**TASK STATEMENT**: Each of the entries below is to be written out exactly, and the images skipped.

**GIVEN RECORDS**:

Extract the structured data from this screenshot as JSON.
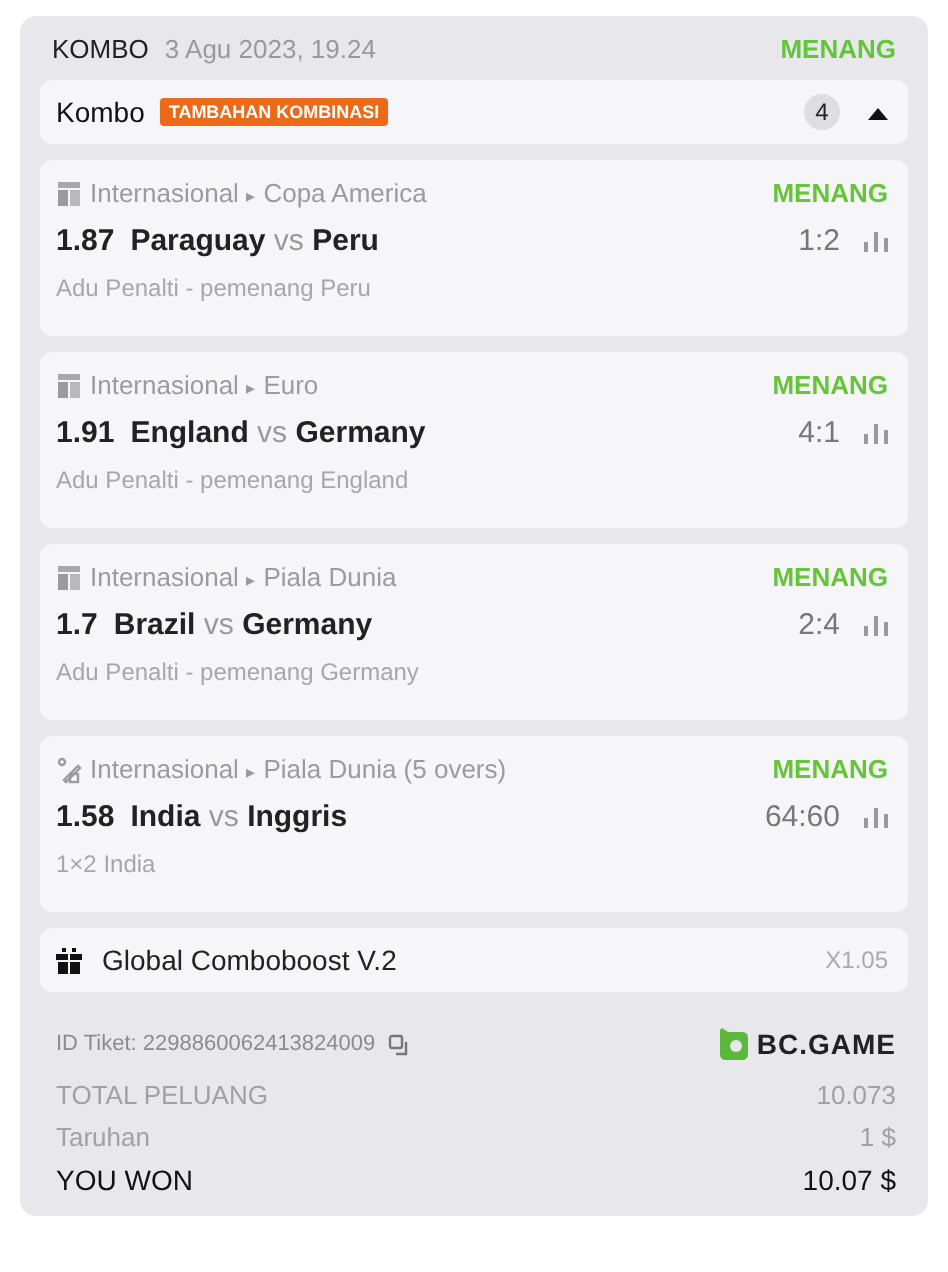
{
  "header": {
    "type": "KOMBO",
    "date": "3 Agu 2023, 19.24",
    "status": "MENANG"
  },
  "combo_bar": {
    "title": "Kombo",
    "badge": "TAMBAHAN KOMBINASI",
    "count": "4",
    "expanded": true
  },
  "bets": [
    {
      "kind": "fifa",
      "category": "Internasional",
      "separator": "▸",
      "league": "Copa America",
      "status": "MENANG",
      "odds": "1.87",
      "home": "Paraguay",
      "vs": "vs",
      "away": "Peru",
      "score": "1:2",
      "market": "Adu Penalti - pemenang Peru"
    },
    {
      "kind": "fifa",
      "category": "Internasional",
      "separator": "▸",
      "league": "Euro",
      "status": "MENANG",
      "odds": "1.91",
      "home": "England",
      "vs": "vs",
      "away": "Germany",
      "score": "4:1",
      "market": "Adu Penalti - pemenang England"
    },
    {
      "kind": "fifa",
      "category": "Internasional",
      "separator": "▸",
      "league": "Piala Dunia",
      "status": "MENANG",
      "odds": "1.7",
      "home": "Brazil",
      "vs": "vs",
      "away": "Germany",
      "score": "2:4",
      "market": "Adu Penalti - pemenang Germany"
    },
    {
      "kind": "cricket",
      "category": "Internasional",
      "separator": "▸",
      "league": "Piala Dunia (5 overs)",
      "status": "MENANG",
      "odds": "1.58",
      "home": "India",
      "vs": "vs",
      "away": "Inggris",
      "score": "64:60",
      "market": "1×2 India"
    }
  ],
  "boost": {
    "label": "Global Comboboost V.2",
    "multiplier": "X1.05"
  },
  "ticket": {
    "id_label": "ID Tiket: 2298860062413824009",
    "brand": "BC.GAME"
  },
  "summary": [
    {
      "kind": "muted",
      "label": "TOTAL PELUANG",
      "value": "10.073"
    },
    {
      "kind": "muted",
      "label": "Taruhan",
      "value": "1 $"
    },
    {
      "kind": "strong",
      "label": "YOU WON",
      "value": "10.07 $"
    }
  ]
}
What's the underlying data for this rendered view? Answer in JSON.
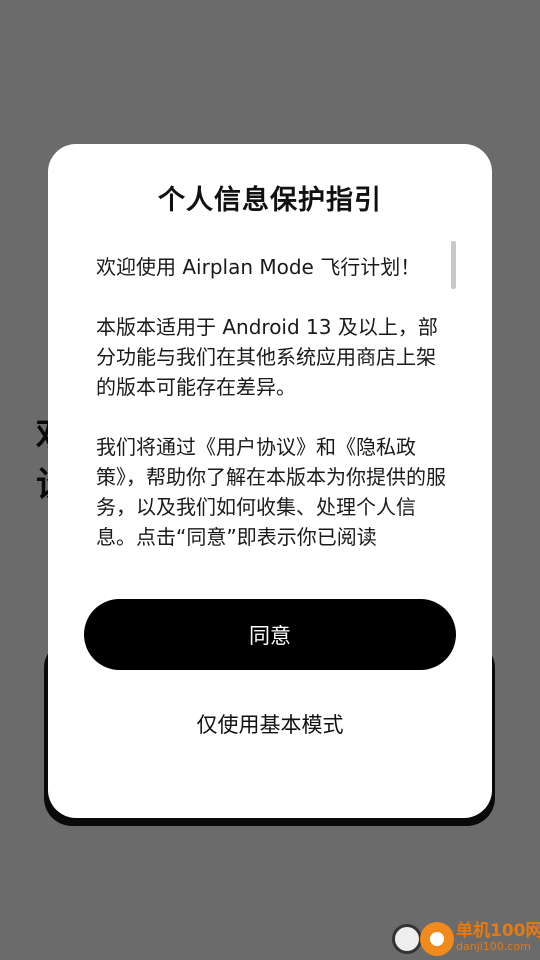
{
  "background": {
    "heading_fragment": "欢迎\n设"
  },
  "dialog": {
    "title": "个人信息保护指引",
    "paragraphs": [
      "欢迎使用 Airplan Mode 飞行计划！",
      "本版本适用于 Android 13 及以上，部分功能与我们在其他系统应用商店上架的版本可能存在差异。",
      "我们将通过《用户协议》和《隐私政策》，帮助你了解在本版本为你提供的服务，以及我们如何收集、处理个人信息。点击“同意”即表示你已阅读"
    ],
    "agree_label": "同意",
    "basic_mode_label": "仅使用基本模式"
  },
  "watermark": {
    "site_name": "单机100网",
    "site_url": "danji100.com"
  },
  "colors": {
    "overlay": "#6b6b6b",
    "dialog_bg": "#ffffff",
    "primary_button": "#000000",
    "watermark_orange": "#e67a10"
  }
}
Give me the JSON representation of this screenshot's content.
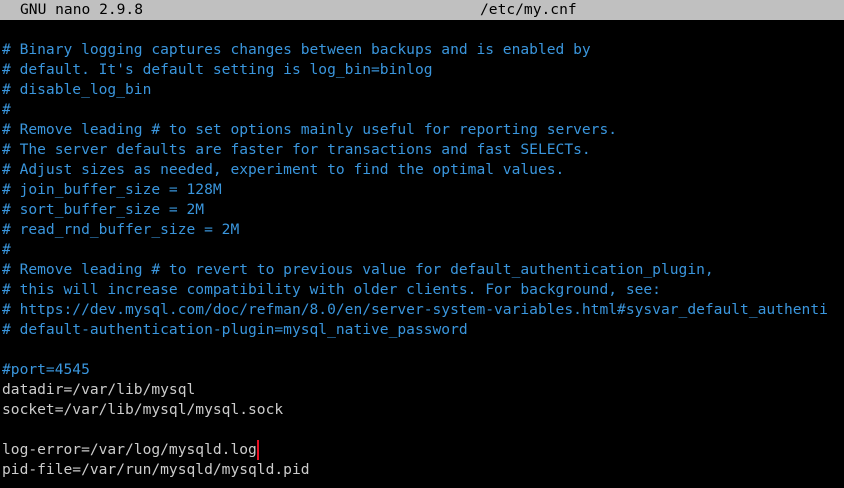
{
  "titlebar": {
    "app": "GNU nano 2.9.8",
    "filename": "/etc/my.cnf"
  },
  "colors": {
    "comment": "#3a96dd",
    "text": "#cccccc",
    "titlebar_bg": "#c0c0c0",
    "highlight": "#e81123"
  },
  "lines": [
    "# Binary logging captures changes between backups and is enabled by",
    "# default. It's default setting is log_bin=binlog",
    "# disable_log_bin",
    "#",
    "# Remove leading # to set options mainly useful for reporting servers.",
    "# The server defaults are faster for transactions and fast SELECTs.",
    "# Adjust sizes as needed, experiment to find the optimal values.",
    "# join_buffer_size = 128M",
    "# sort_buffer_size = 2M",
    "# read_rnd_buffer_size = 2M",
    "#",
    "# Remove leading # to revert to previous value for default_authentication_plugin,",
    "# this will increase compatibility with older clients. For background, see:",
    "# https://dev.mysql.com/doc/refman/8.0/en/server-system-variables.html#sysvar_default_authenti",
    "# default-authentication-plugin=mysql_native_password",
    "",
    "#port=4545",
    "datadir=/var/lib/mysql",
    "socket=/var/lib/mysql/mysql.sock",
    "",
    "log-error=/var/log/mysqld.log",
    "pid-file=/var/run/mysqld/mysqld.pid"
  ]
}
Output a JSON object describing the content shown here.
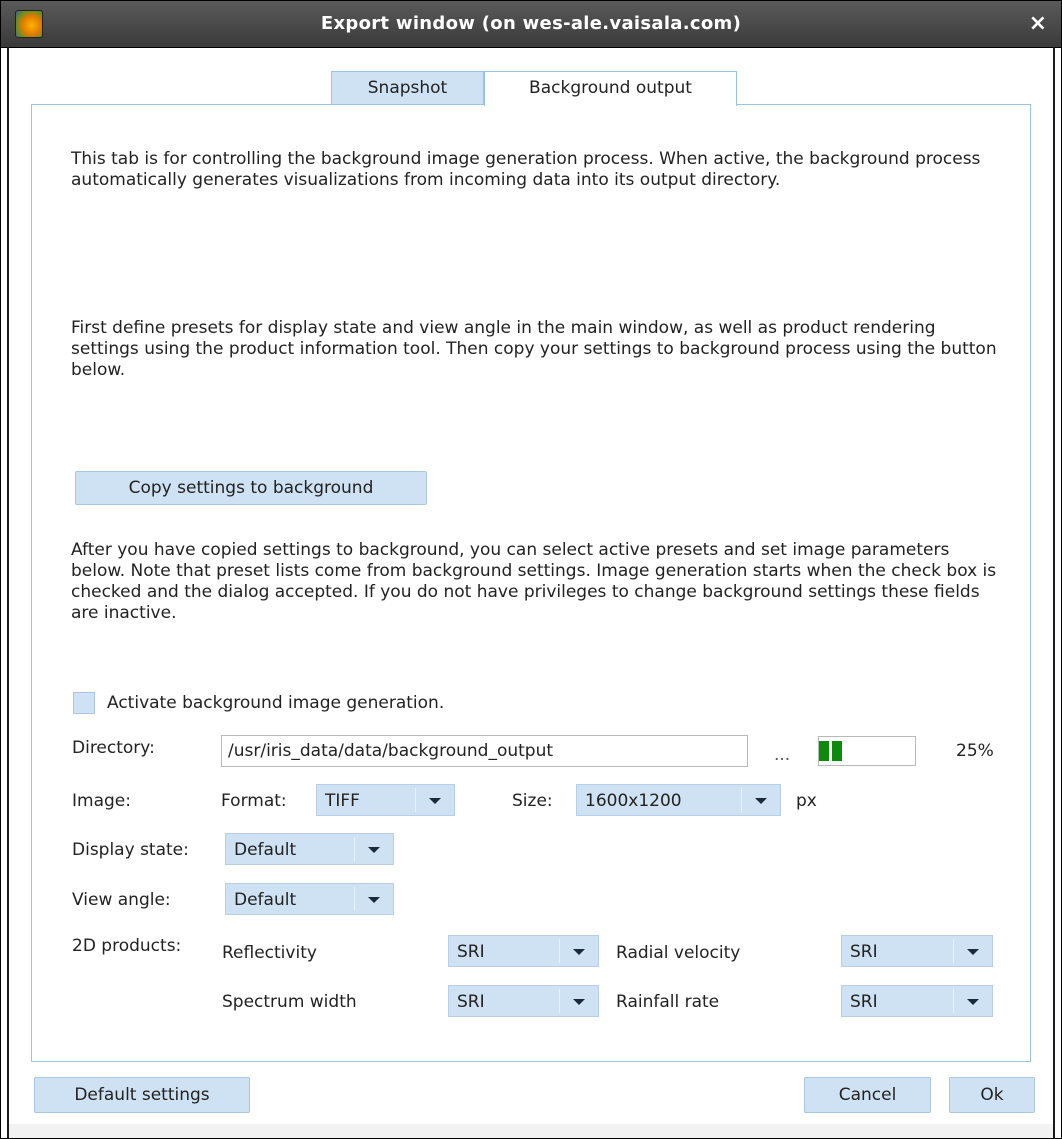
{
  "window": {
    "title": "Export window (on wes-ale.vaisala.com)",
    "icon": "app-icon",
    "close": "×"
  },
  "tabs": [
    {
      "label": "Snapshot",
      "active": false
    },
    {
      "label": "Background output",
      "active": true
    }
  ],
  "content": {
    "intro": "This tab is for controlling the background image generation process. When active, the background process automatically generates visualizations from incoming data into its output directory.",
    "presets_help": "First define presets for display state and view angle in the main window, as well as product rendering settings using the product information tool. Then copy your settings to background process using the button below.",
    "copy_button": "Copy settings to background",
    "after_copy_help": "After you have copied settings to background, you can select active presets and set image parameters below.  Note that preset lists come from background settings. Image generation starts when the check box is checked and the dialog accepted.  If you do not have privileges to change background settings these fields are inactive.",
    "activate_label": "Activate background image generation.",
    "activate_checked": false
  },
  "directory": {
    "label": "Directory:",
    "value": "/usr/iris_data/data/background_output",
    "browse": "...",
    "progress_percent": 25,
    "progress_text": "25%",
    "progress_color": "#0b8a0b"
  },
  "image": {
    "label": "Image:",
    "format_label": "Format:",
    "format_value": "TIFF",
    "size_label": "Size:",
    "size_value": "1600x1200",
    "unit": "px"
  },
  "display_state": {
    "label": "Display state:",
    "value": "Default"
  },
  "view_angle": {
    "label": "View angle:",
    "value": "Default"
  },
  "products": {
    "label": "2D products:",
    "items": [
      {
        "name": "Reflectivity",
        "value": "SRI"
      },
      {
        "name": "Radial velocity",
        "value": "SRI"
      },
      {
        "name": "Spectrum width",
        "value": "SRI"
      },
      {
        "name": "Rainfall rate",
        "value": "SRI"
      }
    ]
  },
  "footer": {
    "default_button": "Default settings",
    "cancel_button": "Cancel",
    "ok_button": "Ok"
  },
  "colors": {
    "accent": "#cfe2f3",
    "border": "#9cc3e3",
    "titlebar": "#3a3a3a"
  }
}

**SOLVED PROBLEM**:
Extract the structured data from this screenshot as JSON.
{
  "header": {
    "type": "KOMBO",
    "date": "3 Agu 2023, 19.24",
    "status": "MENANG"
  },
  "combo_bar": {
    "title": "Kombo",
    "badge": "TAMBAHAN KOMBINASI",
    "count": "4",
    "expanded": true
  },
  "bets": [
    {
      "kind": "fifa",
      "category": "Internasional",
      "separator": "▸",
      "league": "Copa America",
      "status": "MENANG",
      "odds": "1.87",
      "home": "Paraguay",
      "vs": "vs",
      "away": "Peru",
      "score": "1:2",
      "market": "Adu Penalti - pemenang Peru"
    },
    {
      "kind": "fifa",
      "category": "Internasional",
      "separator": "▸",
      "league": "Euro",
      "status": "MENANG",
      "odds": "1.91",
      "home": "England",
      "vs": "vs",
      "away": "Germany",
      "score": "4:1",
      "market": "Adu Penalti - pemenang England"
    },
    {
      "kind": "fifa",
      "category": "Internasional",
      "separator": "▸",
      "league": "Piala Dunia",
      "status": "MENANG",
      "odds": "1.7",
      "home": "Brazil",
      "vs": "vs",
      "away": "Germany",
      "score": "2:4",
      "market": "Adu Penalti - pemenang Germany"
    },
    {
      "kind": "cricket",
      "category": "Internasional",
      "separator": "▸",
      "league": "Piala Dunia (5 overs)",
      "status": "MENANG",
      "odds": "1.58",
      "home": "India",
      "vs": "vs",
      "away": "Inggris",
      "score": "64:60",
      "market": "1×2 India"
    }
  ],
  "boost": {
    "label": "Global Comboboost V.2",
    "multiplier": "X1.05"
  },
  "ticket": {
    "id_label": "ID Tiket: 2298860062413824009",
    "brand": "BC.GAME"
  },
  "summary": [
    {
      "kind": "muted",
      "label": "TOTAL PELUANG",
      "value": "10.073"
    },
    {
      "kind": "muted",
      "label": "Taruhan",
      "value": "1 $"
    },
    {
      "kind": "strong",
      "label": "YOU WON",
      "value": "10.07 $"
    }
  ]
}
What's the underlying data for this rendered view? Answer in JSON.
{
  "background": {
    "heading_fragment": "欢迎\n设"
  },
  "dialog": {
    "title": "个人信息保护指引",
    "paragraphs": [
      "欢迎使用 Airplan Mode 飞行计划！",
      "本版本适用于 Android 13 及以上，部分功能与我们在其他系统应用商店上架的版本可能存在差异。",
      "我们将通过《用户协议》和《隐私政策》，帮助你了解在本版本为你提供的服务，以及我们如何收集、处理个人信息。点击“同意”即表示你已阅读"
    ],
    "agree_label": "同意",
    "basic_mode_label": "仅使用基本模式"
  },
  "watermark": {
    "site_name": "单机100网",
    "site_url": "danji100.com"
  },
  "colors": {
    "overlay": "#6b6b6b",
    "dialog_bg": "#ffffff",
    "primary_button": "#000000",
    "watermark_orange": "#e67a10"
  }
}
Give me the JSON representation of this screenshot's content.
{
  "titlebar": {
    "app": "GNU nano 2.9.8",
    "filename": "/etc/my.cnf"
  },
  "colors": {
    "comment": "#3a96dd",
    "text": "#cccccc",
    "titlebar_bg": "#c0c0c0",
    "highlight": "#e81123"
  },
  "lines": [
    "# Binary logging captures changes between backups and is enabled by",
    "# default. It's default setting is log_bin=binlog",
    "# disable_log_bin",
    "#",
    "# Remove leading # to set options mainly useful for reporting servers.",
    "# The server defaults are faster for transactions and fast SELECTs.",
    "# Adjust sizes as needed, experiment to find the optimal values.",
    "# join_buffer_size = 128M",
    "# sort_buffer_size = 2M",
    "# read_rnd_buffer_size = 2M",
    "#",
    "# Remove leading # to revert to previous value for default_authentication_plugin,",
    "# this will increase compatibility with older clients. For background, see:",
    "# https://dev.mysql.com/doc/refman/8.0/en/server-system-variables.html#sysvar_default_authenti",
    "# default-authentication-plugin=mysql_native_password",
    "",
    "#port=4545",
    "datadir=/var/lib/mysql",
    "socket=/var/lib/mysql/mysql.sock",
    "",
    "log-error=/var/log/mysqld.log",
    "pid-file=/var/run/mysqld/mysqld.pid"
  ]
}
Output a JSON object describing the content shown here.
{
  "window": {
    "title": "Export window (on wes-ale.vaisala.com)",
    "icon": "app-icon",
    "close": "×"
  },
  "tabs": [
    {
      "label": "Snapshot",
      "active": false
    },
    {
      "label": "Background output",
      "active": true
    }
  ],
  "content": {
    "intro": "This tab is for controlling the background image generation process. When active, the background process automatically generates visualizations from incoming data into its output directory.",
    "presets_help": "First define presets for display state and view angle in the main window, as well as product rendering settings using the product information tool. Then copy your settings to background process using the button below.",
    "copy_button": "Copy settings to background",
    "after_copy_help": "After you have copied settings to background, you can select active presets and set image parameters below.  Note that preset lists come from background settings. Image generation starts when the check box is checked and the dialog accepted.  If you do not have privileges to change background settings these fields are inactive.",
    "activate_label": "Activate background image generation.",
    "activate_checked": false
  },
  "directory": {
    "label": "Directory:",
    "value": "/usr/iris_data/data/background_output",
    "browse": "...",
    "progress_percent": 25,
    "progress_text": "25%",
    "progress_color": "#0b8a0b"
  },
  "image": {
    "label": "Image:",
    "format_label": "Format:",
    "format_value": "TIFF",
    "size_label": "Size:",
    "size_value": "1600x1200",
    "unit": "px"
  },
  "display_state": {
    "label": "Display state:",
    "value": "Default"
  },
  "view_angle": {
    "label": "View angle:",
    "value": "Default"
  },
  "products": {
    "label": "2D products:",
    "items": [
      {
        "name": "Reflectivity",
        "value": "SRI"
      },
      {
        "name": "Radial velocity",
        "value": "SRI"
      },
      {
        "name": "Spectrum width",
        "value": "SRI"
      },
      {
        "name": "Rainfall rate",
        "value": "SRI"
      }
    ]
  },
  "footer": {
    "default_button": "Default settings",
    "cancel_button": "Cancel",
    "ok_button": "Ok"
  },
  "colors": {
    "accent": "#cfe2f3",
    "border": "#9cc3e3",
    "titlebar": "#3a3a3a"
  }
}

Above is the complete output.